Excerpts from an interface dataset
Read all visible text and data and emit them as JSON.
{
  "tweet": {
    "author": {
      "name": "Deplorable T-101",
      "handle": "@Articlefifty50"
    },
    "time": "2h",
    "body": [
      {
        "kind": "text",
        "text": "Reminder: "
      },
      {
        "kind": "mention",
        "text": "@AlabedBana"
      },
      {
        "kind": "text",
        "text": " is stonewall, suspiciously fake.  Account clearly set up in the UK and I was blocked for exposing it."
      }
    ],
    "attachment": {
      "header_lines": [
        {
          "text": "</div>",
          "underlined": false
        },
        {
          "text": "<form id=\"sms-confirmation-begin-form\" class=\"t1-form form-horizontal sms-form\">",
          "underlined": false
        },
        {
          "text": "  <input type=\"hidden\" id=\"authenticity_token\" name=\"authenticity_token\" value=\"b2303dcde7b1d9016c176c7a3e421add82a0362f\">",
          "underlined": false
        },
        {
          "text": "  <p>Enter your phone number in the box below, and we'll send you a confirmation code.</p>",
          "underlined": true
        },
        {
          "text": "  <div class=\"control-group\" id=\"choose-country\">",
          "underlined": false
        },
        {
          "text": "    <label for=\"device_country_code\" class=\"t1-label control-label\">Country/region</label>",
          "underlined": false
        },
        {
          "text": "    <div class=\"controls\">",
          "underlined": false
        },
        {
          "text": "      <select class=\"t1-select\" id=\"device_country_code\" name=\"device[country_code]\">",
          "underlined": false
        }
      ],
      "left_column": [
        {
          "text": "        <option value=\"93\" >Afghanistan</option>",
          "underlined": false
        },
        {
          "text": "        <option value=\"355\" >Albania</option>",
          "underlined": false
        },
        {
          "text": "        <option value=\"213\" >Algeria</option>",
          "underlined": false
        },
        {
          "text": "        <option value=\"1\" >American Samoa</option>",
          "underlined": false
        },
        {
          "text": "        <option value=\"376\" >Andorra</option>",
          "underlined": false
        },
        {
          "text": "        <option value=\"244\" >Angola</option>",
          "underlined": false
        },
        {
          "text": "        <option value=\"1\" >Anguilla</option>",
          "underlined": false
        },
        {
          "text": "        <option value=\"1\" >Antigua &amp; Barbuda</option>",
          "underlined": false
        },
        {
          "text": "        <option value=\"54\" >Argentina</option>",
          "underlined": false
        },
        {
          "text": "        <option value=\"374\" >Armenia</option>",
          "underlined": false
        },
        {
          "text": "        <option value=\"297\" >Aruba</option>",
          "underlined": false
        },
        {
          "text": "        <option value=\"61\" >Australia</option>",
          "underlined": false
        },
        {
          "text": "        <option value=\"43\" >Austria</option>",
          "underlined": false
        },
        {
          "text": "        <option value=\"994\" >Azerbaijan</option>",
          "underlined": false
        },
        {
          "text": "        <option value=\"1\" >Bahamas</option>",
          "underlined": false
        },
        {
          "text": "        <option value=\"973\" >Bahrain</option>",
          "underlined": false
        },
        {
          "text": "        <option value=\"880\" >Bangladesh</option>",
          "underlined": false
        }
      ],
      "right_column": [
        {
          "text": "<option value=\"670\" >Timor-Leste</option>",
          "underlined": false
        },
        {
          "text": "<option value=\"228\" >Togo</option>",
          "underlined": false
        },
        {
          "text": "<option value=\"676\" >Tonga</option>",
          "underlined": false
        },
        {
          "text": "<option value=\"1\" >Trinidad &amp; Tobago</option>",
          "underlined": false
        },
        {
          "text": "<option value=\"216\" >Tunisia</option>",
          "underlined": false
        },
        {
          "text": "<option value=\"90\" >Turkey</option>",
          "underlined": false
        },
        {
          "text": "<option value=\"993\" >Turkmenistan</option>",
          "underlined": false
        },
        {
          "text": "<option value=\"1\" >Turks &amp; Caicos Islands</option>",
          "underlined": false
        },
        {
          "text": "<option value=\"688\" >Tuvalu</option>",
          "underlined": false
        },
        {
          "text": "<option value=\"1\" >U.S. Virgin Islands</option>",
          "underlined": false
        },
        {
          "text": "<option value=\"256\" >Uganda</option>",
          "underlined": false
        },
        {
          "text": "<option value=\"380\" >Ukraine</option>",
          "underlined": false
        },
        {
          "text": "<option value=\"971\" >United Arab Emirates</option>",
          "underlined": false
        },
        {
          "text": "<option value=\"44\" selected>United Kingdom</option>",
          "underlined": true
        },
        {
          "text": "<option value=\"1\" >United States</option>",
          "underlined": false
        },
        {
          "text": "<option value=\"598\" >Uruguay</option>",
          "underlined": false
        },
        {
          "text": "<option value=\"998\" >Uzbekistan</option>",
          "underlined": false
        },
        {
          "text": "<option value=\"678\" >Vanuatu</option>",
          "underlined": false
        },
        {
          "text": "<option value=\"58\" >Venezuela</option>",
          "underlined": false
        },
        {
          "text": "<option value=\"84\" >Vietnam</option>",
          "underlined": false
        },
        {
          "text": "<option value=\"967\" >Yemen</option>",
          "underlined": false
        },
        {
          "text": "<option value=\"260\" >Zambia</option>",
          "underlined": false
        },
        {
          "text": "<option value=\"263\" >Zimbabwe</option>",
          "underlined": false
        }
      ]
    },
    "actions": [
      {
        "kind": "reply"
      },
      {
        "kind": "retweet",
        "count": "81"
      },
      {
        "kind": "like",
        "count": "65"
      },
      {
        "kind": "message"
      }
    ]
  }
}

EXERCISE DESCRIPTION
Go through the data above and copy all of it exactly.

WRITTEN REPLY
Read all visible text and data and emit them as JSON.
{
  "tweet": {
    "author": {
      "name": "Deplorable T-101",
      "handle": "@Articlefifty50"
    },
    "time": "2h",
    "body": [
      {
        "kind": "text",
        "text": "Reminder: "
      },
      {
        "kind": "mention",
        "text": "@AlabedBana"
      },
      {
        "kind": "text",
        "text": " is stonewall, suspiciously fake.  Account clearly set up in the UK and I was blocked for exposing it."
      }
    ],
    "attachment": {
      "header_lines": [
        {
          "text": "</div>",
          "underlined": false
        },
        {
          "text": "<form id=\"sms-confirmation-begin-form\" class=\"t1-form form-horizontal sms-form\">",
          "underlined": false
        },
        {
          "text": "  <input type=\"hidden\" id=\"authenticity_token\" name=\"authenticity_token\" value=\"b2303dcde7b1d9016c176c7a3e421add82a0362f\">",
          "underlined": false
        },
        {
          "text": "  <p>Enter your phone number in the box below, and we'll send you a confirmation code.</p>",
          "underlined": true
        },
        {
          "text": "  <div class=\"control-group\" id=\"choose-country\">",
          "underlined": false
        },
        {
          "text": "    <label for=\"device_country_code\" class=\"t1-label control-label\">Country/region</label>",
          "underlined": false
        },
        {
          "text": "    <div class=\"controls\">",
          "underlined": false
        },
        {
          "text": "      <select class=\"t1-select\" id=\"device_country_code\" name=\"device[country_code]\">",
          "underlined": false
        }
      ],
      "left_column": [
        {
          "text": "        <option value=\"93\" >Afghanistan</option>",
          "underlined": false
        },
        {
          "text": "        <option value=\"355\" >Albania</option>",
          "underlined": false
        },
        {
          "text": "        <option value=\"213\" >Algeria</option>",
          "underlined": false
        },
        {
          "text": "        <option value=\"1\" >American Samoa</option>",
          "underlined": false
        },
        {
          "text": "        <option value=\"376\" >Andorra</option>",
          "underlined": false
        },
        {
          "text": "        <option value=\"244\" >Angola</option>",
          "underlined": false
        },
        {
          "text": "        <option value=\"1\" >Anguilla</option>",
          "underlined": false
        },
        {
          "text": "        <option value=\"1\" >Antigua &amp; Barbuda</option>",
          "underlined": false
        },
        {
          "text": "        <option value=\"54\" >Argentina</option>",
          "underlined": false
        },
        {
          "text": "        <option value=\"374\" >Armenia</option>",
          "underlined": false
        },
        {
          "text": "        <option value=\"297\" >Aruba</option>",
          "underlined": false
        },
        {
          "text": "        <option value=\"61\" >Australia</option>",
          "underlined": false
        },
        {
          "text": "        <option value=\"43\" >Austria</option>",
          "underlined": false
        },
        {
          "text": "        <option value=\"994\" >Azerbaijan</option>",
          "underlined": false
        },
        {
          "text": "        <option value=\"1\" >Bahamas</option>",
          "underlined": false
        },
        {
          "text": "        <option value=\"973\" >Bahrain</option>",
          "underlined": false
        },
        {
          "text": "        <option value=\"880\" >Bangladesh</option>",
          "underlined": false
        }
      ],
      "right_column": [
        {
          "text": "<option value=\"670\" >Timor-Leste</option>",
          "underlined": false
        },
        {
          "text": "<option value=\"228\" >Togo</option>",
          "underlined": false
        },
        {
          "text": "<option value=\"676\" >Tonga</option>",
          "underlined": false
        },
        {
          "text": "<option value=\"1\" >Trinidad &amp; Tobago</option>",
          "underlined": false
        },
        {
          "text": "<option value=\"216\" >Tunisia</option>",
          "underlined": false
        },
        {
          "text": "<option value=\"90\" >Turkey</option>",
          "underlined": false
        },
        {
          "text": "<option value=\"993\" >Turkmenistan</option>",
          "underlined": false
        },
        {
          "text": "<option value=\"1\" >Turks &amp; Caicos Islands</option>",
          "underlined": false
        },
        {
          "text": "<option value=\"688\" >Tuvalu</option>",
          "underlined": false
        },
        {
          "text": "<option value=\"1\" >U.S. Virgin Islands</option>",
          "underlined": false
        },
        {
          "text": "<option value=\"256\" >Uganda</option>",
          "underlined": false
        },
        {
          "text": "<option value=\"380\" >Ukraine</option>",
          "underlined": false
        },
        {
          "text": "<option value=\"971\" >United Arab Emirates</option>",
          "underlined": false
        },
        {
          "text": "<option value=\"44\" selected>United Kingdom</option>",
          "underlined": true
        },
        {
          "text": "<option value=\"1\" >United States</option>",
          "underlined": false
        },
        {
          "text": "<option value=\"598\" >Uruguay</option>",
          "underlined": false
        },
        {
          "text": "<option value=\"998\" >Uzbekistan</option>",
          "underlined": false
        },
        {
          "text": "<option value=\"678\" >Vanuatu</option>",
          "underlined": false
        },
        {
          "text": "<option value=\"58\" >Venezuela</option>",
          "underlined": false
        },
        {
          "text": "<option value=\"84\" >Vietnam</option>",
          "underlined": false
        },
        {
          "text": "<option value=\"967\" >Yemen</option>",
          "underlined": false
        },
        {
          "text": "<option value=\"260\" >Zambia</option>",
          "underlined": false
        },
        {
          "text": "<option value=\"263\" >Zimbabwe</option>",
          "underlined": false
        }
      ]
    },
    "actions": [
      {
        "kind": "reply"
      },
      {
        "kind": "retweet",
        "count": "81"
      },
      {
        "kind": "like",
        "count": "65"
      },
      {
        "kind": "message"
      }
    ]
  }
}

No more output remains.